  30. 30.
    Varcoe TJ, Kennaway DJ, Voultsios A (2003) Activation of 5-HT(2C) receptors acutely induces Per gene expression in the rat suprachiasmatic nucleus at night. Brain Res Mol Brain Res 119:192–200PubMedCrossRefGoogle Scholar
  31. 31.
    Voultsios A, Kennaway DJ, Dawson D (1997) Salivary melatonin as a circadian phase marker: Validation and comparison with plasma melatonin. J Biol Rhythms 12:457–466PubMedGoogle Scholar
  32. 32.
    Oster H, Damerow S, Hut RA, Eichele G (2006) Transcriptional profiling in the adrenal gland reveals circadian regulation of hormone biosynthesis genes and nucleosome assembly genes. J Biol Rhythms 21:350–361PubMedCrossRefGoogle Scholar
  33. 33.
    Yan L (2009) Expression of clock genes in the suprachiasmatic nucleus: effect of environmental lighting conditions. Rev Endocr Metab Disord 10:301–310PubMedCrossRefGoogle Scholar
  34. 34.
    Reddy AB, Field MD, Maywood ES, Hastings MH (2002) Differential resynchronisation of circadian clock gene expression within the suprachiasmatic nuclei of mice subjected to experimental jet lag. J Neurosci 22:7326–7330PubMedGoogle Scholar
  35. 35.
    Vyas MV, Garg AX, Iansavichus AV, Costella J, Donner A, Laugsand LE, Janszky I, Mrkobrada M, Parraga G, Hackam DG (2012) Shift work and vascular events: systematic review and meta-analysis. BMJ 345:e4800PubMedCentralPubMedCrossRefGoogle Scholar
  36. 36.
    Gan Y, Yang C, Tong X, Sun H, Cong Y, Yin X, Li L, Cao S, Dong X, Gong Y, Shi O, Deng J, Bi H, Lu Z (2014) Shift work and diabetes mellitus: a meta-analysis of observational studies. Occup Environ Med. doi: 10.1136/oemed-2014-102150

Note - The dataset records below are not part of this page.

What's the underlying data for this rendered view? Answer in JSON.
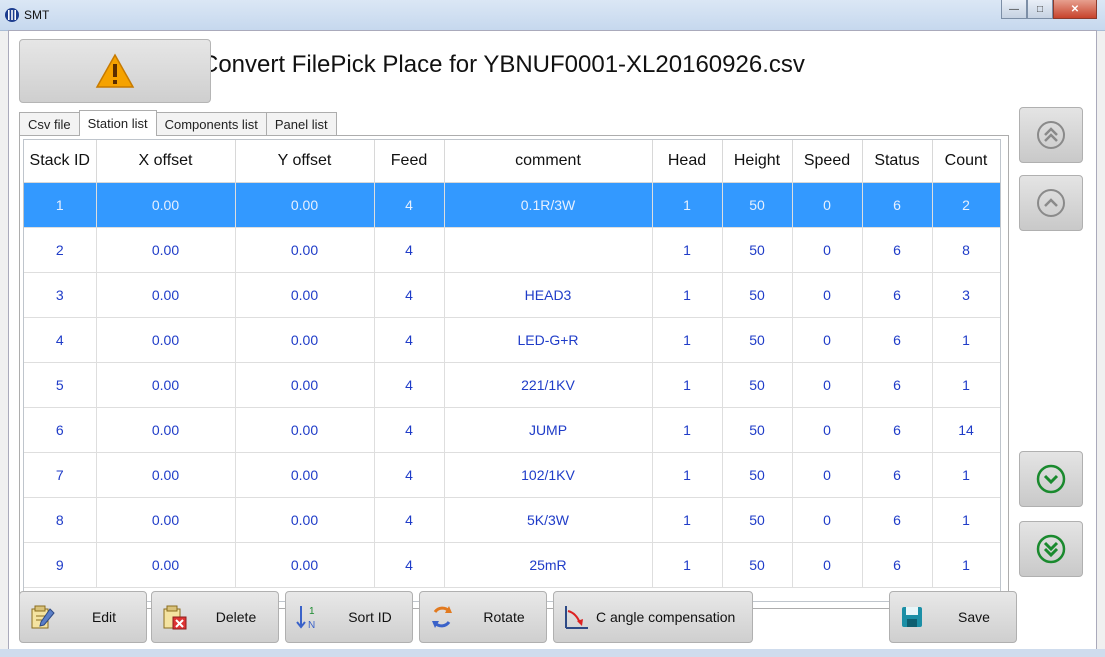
{
  "window": {
    "title": "SMT",
    "minimize_icon": "minimize-icon",
    "maximize_icon": "maximize-icon",
    "close_icon": "close-icon"
  },
  "header": {
    "warning_icon": "warning-icon",
    "title": "Convert FilePick Place for YBNUF0001-XL20160926.csv"
  },
  "tabs": [
    {
      "label": "Csv file",
      "active": false
    },
    {
      "label": "Station list",
      "active": true
    },
    {
      "label": "Components list",
      "active": false
    },
    {
      "label": "Panel list",
      "active": false
    }
  ],
  "table": {
    "columns": [
      "Stack ID",
      "X offset",
      "Y offset",
      "Feed",
      "comment",
      "Head",
      "Height",
      "Speed",
      "Status",
      "Count"
    ],
    "selected_row": 0,
    "rows": [
      [
        "1",
        "0.00",
        "0.00",
        "4",
        "0.1R/3W",
        "1",
        "50",
        "0",
        "6",
        "2"
      ],
      [
        "2",
        "0.00",
        "0.00",
        "4",
        "",
        "1",
        "50",
        "0",
        "6",
        "8"
      ],
      [
        "3",
        "0.00",
        "0.00",
        "4",
        "HEAD3",
        "1",
        "50",
        "0",
        "6",
        "3"
      ],
      [
        "4",
        "0.00",
        "0.00",
        "4",
        "LED-G+R",
        "1",
        "50",
        "0",
        "6",
        "1"
      ],
      [
        "5",
        "0.00",
        "0.00",
        "4",
        "221/1KV",
        "1",
        "50",
        "0",
        "6",
        "1"
      ],
      [
        "6",
        "0.00",
        "0.00",
        "4",
        "JUMP",
        "1",
        "50",
        "0",
        "6",
        "14"
      ],
      [
        "7",
        "0.00",
        "0.00",
        "4",
        "102/1KV",
        "1",
        "50",
        "0",
        "6",
        "1"
      ],
      [
        "8",
        "0.00",
        "0.00",
        "4",
        "5K/3W",
        "1",
        "50",
        "0",
        "6",
        "1"
      ],
      [
        "9",
        "0.00",
        "0.00",
        "4",
        "25mR",
        "1",
        "50",
        "0",
        "6",
        "1"
      ]
    ]
  },
  "nav": {
    "first_icon": "double-chevron-up-icon",
    "prev_icon": "chevron-up-icon",
    "next_icon": "chevron-down-icon",
    "last_icon": "double-chevron-down-icon"
  },
  "toolbar": {
    "edit_label": "Edit",
    "delete_label": "Delete",
    "sort_label": "Sort ID",
    "rotate_label": "Rotate",
    "angle_label": "C angle compensation",
    "save_label": "Save"
  },
  "colors": {
    "selection": "#3399ff",
    "cell_text": "#1f3cc8",
    "nav_green": "#1a8a2e"
  }
}
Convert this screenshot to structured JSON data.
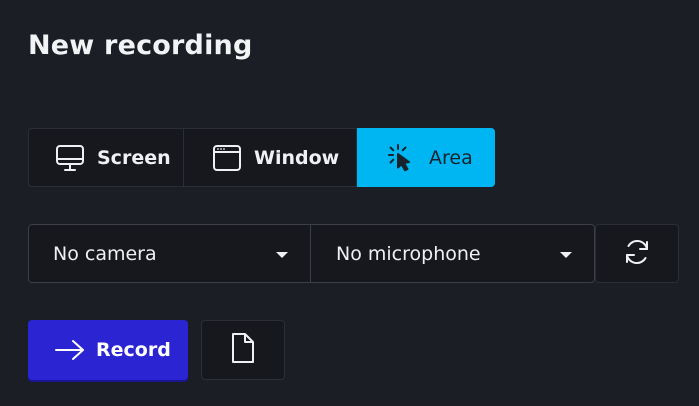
{
  "title": "New recording",
  "source_types": [
    {
      "label": "Screen",
      "icon": "monitor-icon",
      "selected": false
    },
    {
      "label": "Window",
      "icon": "window-icon",
      "selected": false
    },
    {
      "label": "Area",
      "icon": "area-select-cursor-icon",
      "selected": true
    }
  ],
  "devices": {
    "camera": {
      "value": "No camera",
      "icon": "chevron-down-icon"
    },
    "microphone": {
      "value": "No microphone",
      "icon": "chevron-down-icon"
    },
    "refresh_icon": "refresh-icon"
  },
  "actions": {
    "record_label": "Record",
    "record_icon": "arrow-right-icon",
    "file_icon": "file-icon"
  },
  "colors": {
    "background": "#1b1e25",
    "selected_accent": "#00b6f2",
    "record_button": "#2b24d3"
  }
}
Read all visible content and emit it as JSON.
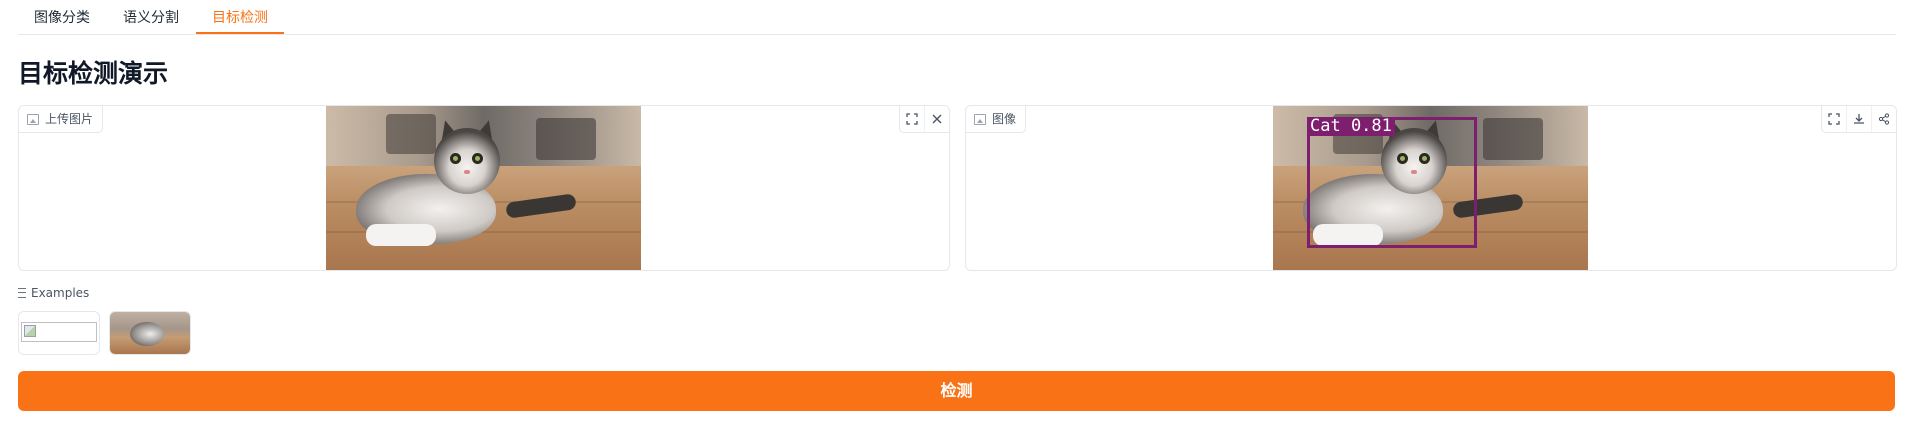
{
  "tabs": [
    {
      "label": "图像分类",
      "active": false
    },
    {
      "label": "语义分割",
      "active": false
    },
    {
      "label": "目标检测",
      "active": true
    }
  ],
  "page_title": "目标检测演示",
  "input_panel": {
    "label": "上传图片"
  },
  "output_panel": {
    "label": "图像",
    "detection": {
      "label_text": "Cat 0.81",
      "box_color": "#7e1e6f"
    }
  },
  "examples": {
    "label": "Examples"
  },
  "detect_button": {
    "label": "检测"
  },
  "colors": {
    "accent": "#f97316",
    "border": "#e5e7eb"
  },
  "icons": {
    "upload_chip": "image-icon",
    "toolbar_input": [
      "fullscreen-icon",
      "close-icon"
    ],
    "toolbar_output": [
      "fullscreen-icon",
      "download-icon",
      "share-icon"
    ],
    "examples": "list-icon"
  }
}
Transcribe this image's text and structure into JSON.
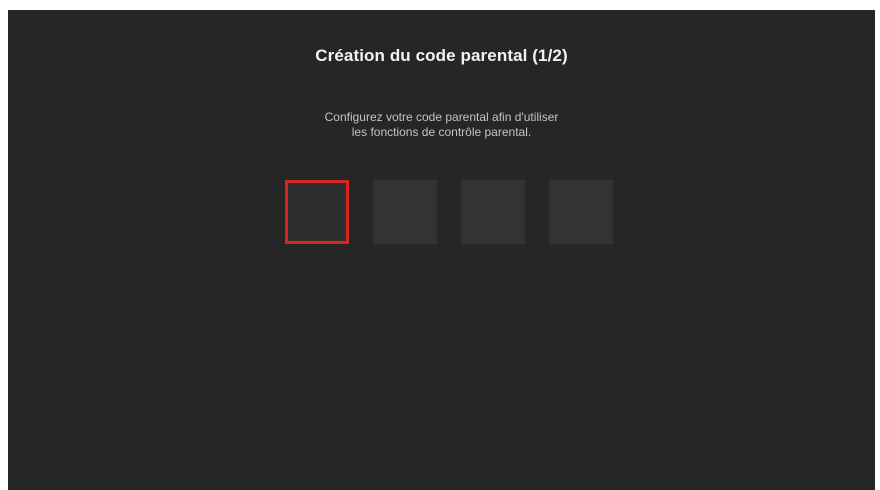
{
  "dialog": {
    "title": "Création du code parental (1/2)",
    "description_line1": "Configurez votre code parental afin d'utiliser",
    "description_line2": "les fonctions de contrôle parental."
  },
  "pin": {
    "digits": 4,
    "focused_index": 0,
    "focus_color": "#d6261f"
  },
  "colors": {
    "background": "#262626",
    "box": "#333333"
  }
}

Copyright information

© Springer Science+Business Media New York 2014

Authors and Affiliations

  • D. J. Kennaway
    • 1
  • T. J. Varcoe
    • 1
  • A. Voultsios
    • 1
  • M. D. Salkeld
    • 1
  • L. Rattanatray
    • 1
  • M. J. Boden
    • 1
  1. 1.Robinson Research Institute, School of Paediatrics and Reproductive HealthUniversity of AdelaideAdelaideAustralia

Personalised recommendations